Extracted records

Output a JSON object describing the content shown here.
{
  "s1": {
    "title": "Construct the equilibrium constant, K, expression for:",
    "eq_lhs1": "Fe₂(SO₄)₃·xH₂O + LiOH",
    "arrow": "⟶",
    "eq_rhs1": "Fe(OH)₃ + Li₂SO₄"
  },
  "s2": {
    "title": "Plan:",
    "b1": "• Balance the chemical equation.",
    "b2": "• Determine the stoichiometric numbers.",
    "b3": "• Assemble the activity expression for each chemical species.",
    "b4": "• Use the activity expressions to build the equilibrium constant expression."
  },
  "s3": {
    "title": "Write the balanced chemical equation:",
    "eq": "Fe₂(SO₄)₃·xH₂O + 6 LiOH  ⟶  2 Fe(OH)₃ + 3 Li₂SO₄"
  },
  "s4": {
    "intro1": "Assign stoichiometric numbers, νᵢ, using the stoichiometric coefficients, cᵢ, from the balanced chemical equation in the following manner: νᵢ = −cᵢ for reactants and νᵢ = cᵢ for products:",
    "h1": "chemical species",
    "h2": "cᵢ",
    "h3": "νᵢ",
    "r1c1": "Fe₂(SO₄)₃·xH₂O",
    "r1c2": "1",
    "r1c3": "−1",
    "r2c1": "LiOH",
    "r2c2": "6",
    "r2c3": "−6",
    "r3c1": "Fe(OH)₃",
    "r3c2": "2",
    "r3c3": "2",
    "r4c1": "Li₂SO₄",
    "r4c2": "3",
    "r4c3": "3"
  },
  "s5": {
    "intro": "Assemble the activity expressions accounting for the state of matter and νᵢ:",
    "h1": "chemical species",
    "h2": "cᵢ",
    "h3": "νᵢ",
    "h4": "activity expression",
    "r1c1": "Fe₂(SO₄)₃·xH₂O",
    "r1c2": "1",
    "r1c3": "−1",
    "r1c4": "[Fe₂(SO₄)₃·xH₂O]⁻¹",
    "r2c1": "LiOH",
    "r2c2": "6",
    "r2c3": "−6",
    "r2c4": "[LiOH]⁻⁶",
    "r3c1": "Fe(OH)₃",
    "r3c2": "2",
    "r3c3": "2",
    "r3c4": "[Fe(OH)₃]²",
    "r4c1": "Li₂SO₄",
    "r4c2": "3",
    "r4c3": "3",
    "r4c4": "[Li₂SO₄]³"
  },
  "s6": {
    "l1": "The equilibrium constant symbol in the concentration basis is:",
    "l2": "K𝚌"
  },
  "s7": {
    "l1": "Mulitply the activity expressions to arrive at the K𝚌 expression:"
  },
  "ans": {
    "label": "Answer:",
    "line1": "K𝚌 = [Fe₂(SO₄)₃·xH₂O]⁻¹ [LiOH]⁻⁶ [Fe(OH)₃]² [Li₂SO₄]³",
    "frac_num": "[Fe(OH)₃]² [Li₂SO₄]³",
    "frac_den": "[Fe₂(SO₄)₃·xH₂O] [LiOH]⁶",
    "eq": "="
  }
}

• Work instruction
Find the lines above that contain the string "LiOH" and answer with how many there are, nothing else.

• Answer section
7